Krista: We’ve talked a lot about your journey to this point and how it took time and effort over many years. My assumption is that a lot of people see a glamorized version of the fashion industry. That things just magically happen. What do you wish people knew about the fashion industry? What do you think is the most common misconception?
Erica: The fashion industry is not only really hard but extremely fickle. What keeps you afloat is your talent and not just your popularity. Especially now that social media is such an important tool in fashion, popularity can be misconceived for success. That’s actually what’s so great about social media, however for people trying to enter the industry, it’s easy to feel that followers and likes equal profit. That couldn’t be further from the truth.
Krista: Good to know. Especially to those aspiring for lasting careers in the industry. That said, what's been the best advice you've received?
Erica: Have a clear vision and follow through in the most thorough way possible. Your brand is your ‘world’ where everything in it should be considered.
Krista: Wise words indeed. A lot of that follow through involves getting feedback. How do you engage in that process?
Erica: I listen a lot. I love constructive criticism. It helps me see things from a different perspective. It’s an opportunity to consider change.
Krista: That makes a lot of sense. Last question.Thinking about your long term vision, where do you see yourself in five years?
Erica: Doing exactly what I am doing now, but with a larger development and travel budget and a larger office with an amazing view.
Krista: Sounds good to me. Thanks so much for having me, Erica!
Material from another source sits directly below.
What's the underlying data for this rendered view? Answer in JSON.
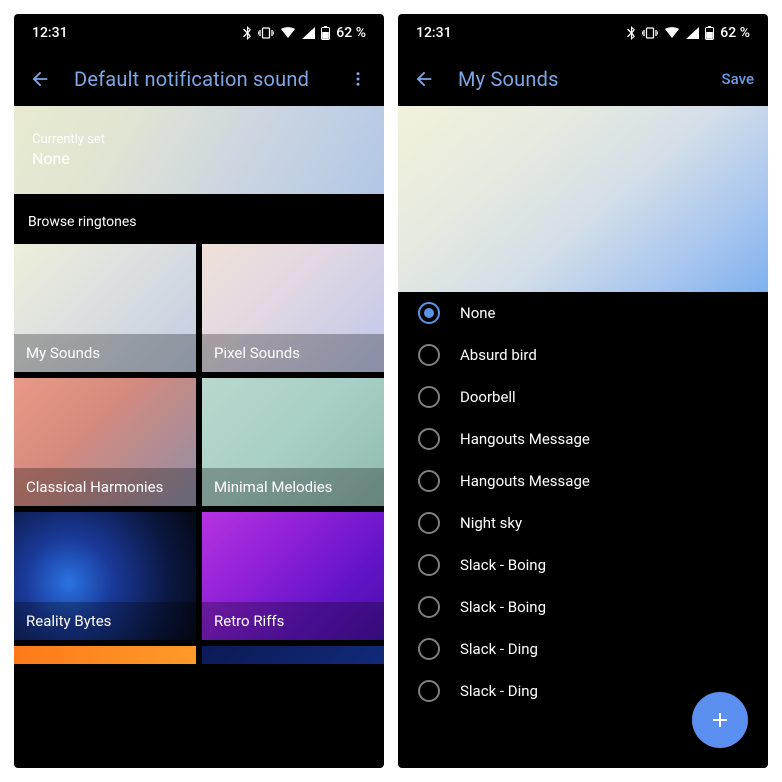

I know our readers look forward to seeing how your line continues to evolve.